So for about 3 weeks, she watched the moving pod until early one morning while walking she ran into Jane taking out the garbage. “Hi. What’s going on?” Jane invited her in and told her she was moving. “Just a minute.” She told her and went out front to discuss some things with a neighbor. Tamara could hear her and the dapper looking young African-American man discussing moving, getting out of the neighborhood, and putting things in storage. Tamara recognized the address of where he was moving as an area that was not particularly good or safe. When he left, Jane confided in Tamara that she felt uncomfortable with the neighbors. There was the house next door with the sign for rent always continuously going on and changing ownership ever 6 months, the neighbors across the street with the rats, and the overall downhill slide of the neighborhood. Tamara had heard the familiar litany from Jane, so she listened and offered commiseration. She also knew that further down were two sisters who lived in original houses that had been built years ago.

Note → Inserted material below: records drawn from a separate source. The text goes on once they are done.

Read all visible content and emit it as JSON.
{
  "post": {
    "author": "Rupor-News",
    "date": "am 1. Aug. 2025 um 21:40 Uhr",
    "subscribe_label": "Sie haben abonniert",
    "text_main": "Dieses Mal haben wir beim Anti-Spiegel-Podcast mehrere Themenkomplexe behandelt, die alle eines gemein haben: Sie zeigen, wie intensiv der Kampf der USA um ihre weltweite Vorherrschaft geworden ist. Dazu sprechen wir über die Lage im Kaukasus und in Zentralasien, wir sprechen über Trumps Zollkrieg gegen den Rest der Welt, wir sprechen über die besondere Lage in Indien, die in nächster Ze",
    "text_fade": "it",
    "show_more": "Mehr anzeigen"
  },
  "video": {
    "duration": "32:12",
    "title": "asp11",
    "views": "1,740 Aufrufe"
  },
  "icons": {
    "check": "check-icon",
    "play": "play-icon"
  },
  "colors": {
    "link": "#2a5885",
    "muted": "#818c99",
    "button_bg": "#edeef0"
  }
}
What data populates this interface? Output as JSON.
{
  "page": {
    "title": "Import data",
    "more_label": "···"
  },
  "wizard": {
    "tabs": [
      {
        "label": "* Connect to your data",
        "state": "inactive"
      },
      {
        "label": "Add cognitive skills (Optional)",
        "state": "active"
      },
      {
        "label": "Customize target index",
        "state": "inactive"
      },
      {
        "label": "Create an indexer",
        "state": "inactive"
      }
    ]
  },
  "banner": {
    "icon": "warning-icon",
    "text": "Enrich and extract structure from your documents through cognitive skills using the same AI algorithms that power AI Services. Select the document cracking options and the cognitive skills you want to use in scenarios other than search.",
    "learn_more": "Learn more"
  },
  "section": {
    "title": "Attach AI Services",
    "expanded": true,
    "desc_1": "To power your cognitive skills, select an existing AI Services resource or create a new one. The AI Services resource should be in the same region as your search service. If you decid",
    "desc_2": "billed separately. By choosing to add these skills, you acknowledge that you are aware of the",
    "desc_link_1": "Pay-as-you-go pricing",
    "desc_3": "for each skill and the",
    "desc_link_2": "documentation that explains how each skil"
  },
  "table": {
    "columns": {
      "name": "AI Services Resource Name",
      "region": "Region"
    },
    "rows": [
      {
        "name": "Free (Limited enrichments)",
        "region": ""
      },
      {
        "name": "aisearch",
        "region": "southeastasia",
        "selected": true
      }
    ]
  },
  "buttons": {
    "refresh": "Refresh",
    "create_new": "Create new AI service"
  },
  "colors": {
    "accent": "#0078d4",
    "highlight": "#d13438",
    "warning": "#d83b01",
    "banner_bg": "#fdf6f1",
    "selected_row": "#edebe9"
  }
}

Although she rarely saw them, she knew the street as the Christmas street because about 15 years ago, her husband had invited her sick as she was to put on her bathrobe, slippers, and they drove to the Christmas tree street where each house was decorated with lights.
To be continued….part 3